Pennsylvania lawmakers’ spending on their own operations
HARRISBURG – The Associated Press combed through more than 6,000 pages of line items to get a clearer picture of how the Pennsylvania General Assembly spent taxpayer money on its own operations during the fiscal year that ended June 30. Highlights of the findings:
– TOTAL SPENDING: The 253-member Legislature spends about $360 million annually, a figure that is up from $318 million a year ago.
– BIG TICKET ITEM: Payroll and benefits are by far the largest spending category, about $299 million.
– SOME OF WHAT THEY BOUGHT: A teach-yourself-Spanish program, a zoo rental, fastnachts, personalized tablecloths, muffins, music licensing, a portable heater, exterminating, commercial storage, vehicle rentals, a mini-fridge, ice melt, toilet paper, flags, vehicle maintenance.

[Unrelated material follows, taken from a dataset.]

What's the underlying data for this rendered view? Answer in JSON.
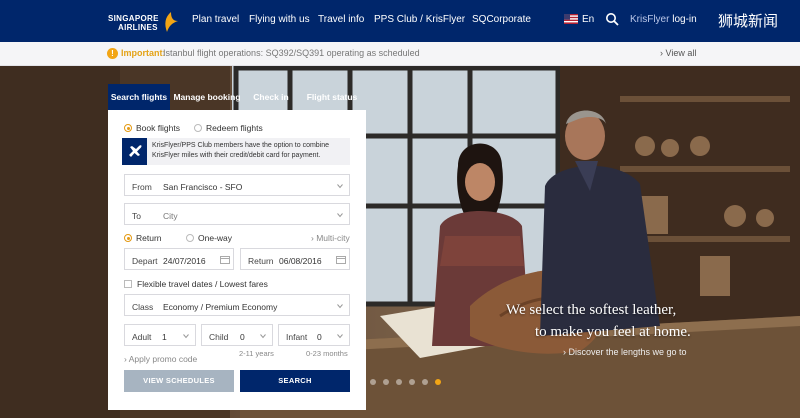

– FOOD, DRINK AND SNACKS: Lawmakers made more than a thousand purchases of food and drink, often for events back in the district and for groups visiting the Capitol. Lawmakers’ own meals when they are in Harrisburg are also subsidized.
– CUSTOM FRAMING: About half of state representatives ordered up government-paid framing last year, sometimes for pictures of themselves.
– SIGNS: Lawmakers spent more than $50,000 on signs over the year, from modest door markers to illuminated signs with their names in lights.
– SHREDDING: Some state representatives and senators organize shredding events for people to securely dispose of paperwork. The events, sometimes advertised as free, cost taxpayers at least $44,000 last year. They also purchased shredders for use in their own offices.
– NOTARY SERVICES: The spending documents included hundreds of invoices to pay the cost of maintaining notaries public in legislative offices, a convenience that can be helpful in performing constituent service. Taxpayers paid for notaries’ fees, license renewals, bond costs, exam fees, commissions, notary books, classes, stamps and mileage to take the notary test.
– OTHER COSTS: The Legislature spent $11 million on leases and millions more on printing, mailing and insurance.